A typically multifarious post from The Daily Growler goes on to discuss burgoos, structuralism, golf, and Mezz Mezzrow, but it starts with a reminiscence of how the Growler learned to speak and write:
I could already “speak” by the time I entered public school; I was taught not to use contractions, especially “ain’t,” a forbidden word in my house. “Is not, young man, and if I catch you saying that word again, I’ll wash your mouth out with Lava soap” [an exceptionally harsh soap said to have been made from volcanic pumice ash] and I was afraid of my folks when it came to proper language; they really would have washed my mouth out with Lava had I tried to get away with using it again.

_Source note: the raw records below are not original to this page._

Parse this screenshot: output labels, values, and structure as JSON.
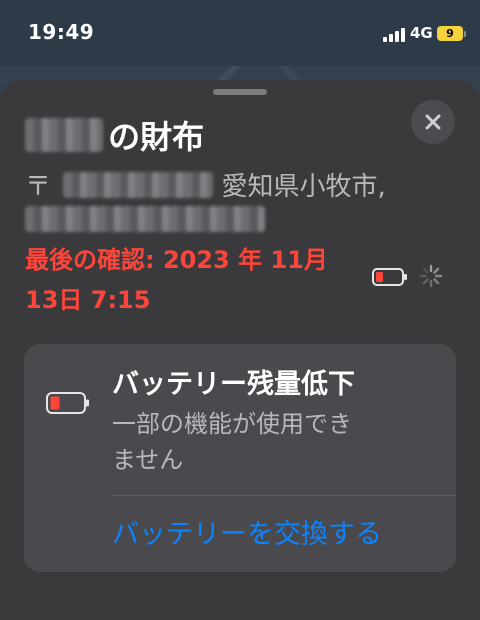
{
  "status_bar": {
    "time": "19:49",
    "network": "4G",
    "battery_level": "9"
  },
  "item": {
    "title_suffix": "の財布",
    "postal_mark": "〒",
    "address_line1_visible": "愛知県小牧市,",
    "last_seen": "最後の確認: 2023 年 11月 13日 7:15"
  },
  "battery_card": {
    "title": "バッテリー残量低下",
    "description": "一部の機能が使用できません",
    "action": "バッテリーを交換する"
  },
  "colors": {
    "accent": "#0a84ff",
    "alert": "#ff453a",
    "sheet_bg": "#3a3a3d",
    "card_bg": "#4a4a4e"
  },
  "icons": [
    "signal-icon",
    "battery-icon",
    "close-icon",
    "low-battery-icon",
    "loading-spinner-icon"
  ]
}
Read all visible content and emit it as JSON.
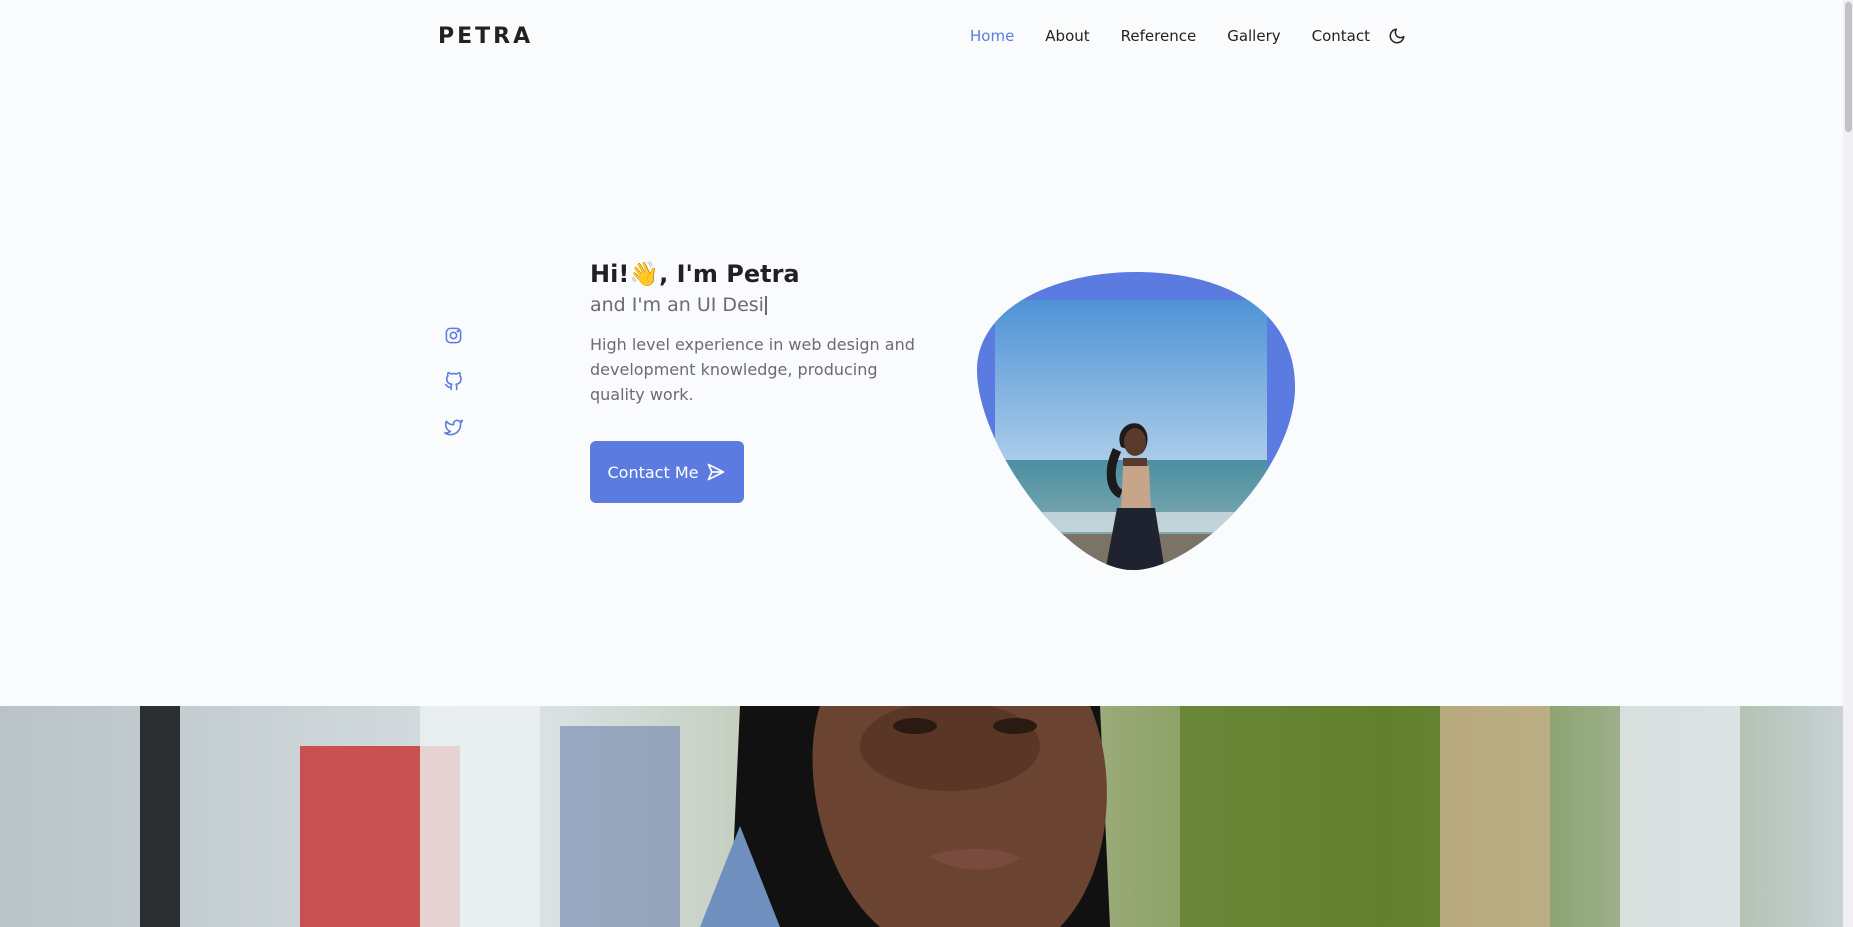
{
  "header": {
    "logo": "PETRA",
    "nav": [
      {
        "label": "Home",
        "active": true
      },
      {
        "label": "About",
        "active": false
      },
      {
        "label": "Reference",
        "active": false
      },
      {
        "label": "Gallery",
        "active": false
      },
      {
        "label": "Contact",
        "active": false
      }
    ],
    "theme_icon": "moon-icon"
  },
  "socials": [
    "instagram-icon",
    "github-icon",
    "twitter-icon"
  ],
  "hero": {
    "title": "Hi!👋, I'm Petra",
    "subtitle": "and I'm an UI Desi",
    "description": "High level experience in web design and development knowledge, producing quality work.",
    "cta_label": "Contact Me",
    "cta_icon": "send-icon"
  },
  "colors": {
    "accent": "#5b7be0",
    "text": "#1f1f24",
    "muted": "#6b6b72",
    "background": "#fafbfd"
  }
}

Also I could write fairly well with pen and ink before I went to 1st grade thanks to my dad’s obsession with fine pens and with the fine penmanship you could become capable of developing using one of those fine “writing instruments,” as my dad called them. He would take one of his beautiful fountain pens, he had a gold-tipped Sheaffer that was a pen among pens to him and cost him an arm and a leg that he taught me to write with […] my dad would take his fine Sheaffer pen and he would show me how to write, like starting with the alphabet, you know, holding my hand and then moving it to form each letter—teaching me to use a square-topped A—my dad’s style—his first name beginning with an A; and then a fancy B, I later think he got from seeing a letter B in German, each letter having to be printed or scripted in his certain ways, on and on, etc. Then he taught me how to sign my name—he could sign his name backwards and upsidedown; sometimes, if you caught him in a show-off mood, he would sign his name forwards and backwards at the same time. Then, using the Good Book of the Christian World of Fables, he taught me grammar and, by golly, I was growling pretty correct sentences when I entered first grade. Besides, all that prepping had caused me to develop into a little smartass know-it-all. I was amazed at how advanced I was with knowledge-seeking tools over those other just-plain kiddie dumbos who competed with me in first grade. I was a little man; they were pencil necked geeks. I knew how to spell words correctly too, another discipline taught to me by my dad who loved to read the dictionary and loved the idea of spelling bees. My dad loved learning to spell, pronounce, and use-in-sentences big words, and of course I knew how to spell “antidisestablishmentarianism” before I was 5.
I learned to write and spell early, too, but I didn’t get to use any fine Sheaffer pens. Now I feel deprived.